- SourceAvailable from: Liang Xu[show abstract] [hide abstract]

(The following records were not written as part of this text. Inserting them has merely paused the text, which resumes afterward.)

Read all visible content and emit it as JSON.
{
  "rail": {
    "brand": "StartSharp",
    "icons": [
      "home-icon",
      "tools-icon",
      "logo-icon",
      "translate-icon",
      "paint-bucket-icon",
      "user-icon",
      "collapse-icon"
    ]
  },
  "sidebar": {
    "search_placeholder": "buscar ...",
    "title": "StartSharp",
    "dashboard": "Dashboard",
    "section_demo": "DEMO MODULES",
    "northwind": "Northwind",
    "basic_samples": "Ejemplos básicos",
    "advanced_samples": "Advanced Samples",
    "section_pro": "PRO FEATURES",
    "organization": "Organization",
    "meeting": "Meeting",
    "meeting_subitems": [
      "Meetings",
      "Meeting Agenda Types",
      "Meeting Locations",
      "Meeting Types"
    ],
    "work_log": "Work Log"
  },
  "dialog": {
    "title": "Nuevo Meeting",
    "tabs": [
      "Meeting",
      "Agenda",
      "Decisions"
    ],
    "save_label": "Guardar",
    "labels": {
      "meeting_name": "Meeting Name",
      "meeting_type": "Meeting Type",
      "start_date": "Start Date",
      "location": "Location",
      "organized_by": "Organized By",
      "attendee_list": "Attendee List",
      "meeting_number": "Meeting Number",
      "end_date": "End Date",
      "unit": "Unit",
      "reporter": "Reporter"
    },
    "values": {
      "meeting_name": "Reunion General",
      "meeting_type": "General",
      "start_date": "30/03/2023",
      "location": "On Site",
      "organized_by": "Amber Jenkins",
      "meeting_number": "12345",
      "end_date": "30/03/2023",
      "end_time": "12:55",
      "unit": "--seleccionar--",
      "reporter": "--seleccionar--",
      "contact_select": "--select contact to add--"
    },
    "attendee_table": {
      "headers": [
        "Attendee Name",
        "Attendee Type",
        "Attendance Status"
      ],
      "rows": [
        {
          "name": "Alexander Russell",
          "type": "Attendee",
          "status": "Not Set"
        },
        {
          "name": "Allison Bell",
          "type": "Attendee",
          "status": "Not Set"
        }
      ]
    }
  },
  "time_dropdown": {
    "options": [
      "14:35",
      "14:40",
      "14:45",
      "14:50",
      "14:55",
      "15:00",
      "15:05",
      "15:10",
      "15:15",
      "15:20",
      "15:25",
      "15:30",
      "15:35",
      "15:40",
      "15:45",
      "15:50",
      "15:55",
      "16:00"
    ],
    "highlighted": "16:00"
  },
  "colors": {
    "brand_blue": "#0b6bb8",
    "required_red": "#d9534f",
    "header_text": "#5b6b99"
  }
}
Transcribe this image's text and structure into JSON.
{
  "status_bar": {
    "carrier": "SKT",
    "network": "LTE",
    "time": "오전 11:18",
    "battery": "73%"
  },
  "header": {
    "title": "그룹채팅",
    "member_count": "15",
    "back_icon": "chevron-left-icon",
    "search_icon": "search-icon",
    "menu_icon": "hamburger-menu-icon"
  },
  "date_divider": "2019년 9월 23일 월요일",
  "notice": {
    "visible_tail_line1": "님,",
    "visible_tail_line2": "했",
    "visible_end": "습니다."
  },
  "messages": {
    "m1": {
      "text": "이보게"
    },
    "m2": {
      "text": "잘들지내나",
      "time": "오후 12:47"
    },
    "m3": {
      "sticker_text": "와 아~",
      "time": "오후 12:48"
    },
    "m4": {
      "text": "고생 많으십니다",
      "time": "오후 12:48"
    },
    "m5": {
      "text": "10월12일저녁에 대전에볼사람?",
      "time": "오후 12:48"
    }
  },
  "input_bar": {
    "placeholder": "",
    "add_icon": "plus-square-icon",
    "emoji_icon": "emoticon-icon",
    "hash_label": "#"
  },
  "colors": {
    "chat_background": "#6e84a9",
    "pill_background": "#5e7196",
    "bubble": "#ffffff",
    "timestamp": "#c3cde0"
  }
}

ABSTRACT: The majority of chemo/radiotherapies inhibit cancer cell growth by activating cell death pathways, such as apoptosis, necrosis, and autophagy-associated cell death. However, as the disease progresses, cancer cells can acquire a variety of genetic and epigenetic alterations, which leads to dysregulation of cell death-associated signaling pathways and chemo/radioresistance. Designing novel drugs and enhancing therapeutic strategies to improve survival and quality of life for cancer patients must specifically target pathways responsible for drug resistance. Two cellular mechanisms can contribute to chemo/radioresistance: inhibition of apoptotic cell death pathways and induction of autophagy, a cell survival response. The development of novel drugs and extensive research studies has provided significant insight into the aberrant regulation of apoptosis and key apoptosis inhibitor proteins during tumorigenesis. However, the extensive dysregulation of cell growth pathways in cancer cells makes it necessary to target multiple pathways in order to elicit a lasting death response. Autophagy, classically designated as a cell “survival” mechanism, appears to play a greater role in cell death than previously conceived. This contradiction between autophagy-associated cell survival versus cell death has intensified the interest in this field of research in cancer therapeutics. Understanding how autophagic cells cross the threshold from cell survival to cell death during drug treatments is imperative for identifying more potent therapies. Utilizing novel treatments that will re-activate apoptotic cell death pathways, while driving autophagy-associated cell death will lead to more effective chemotherapies, thereby enhancing overall patient survival.05/2013: pages 155-196;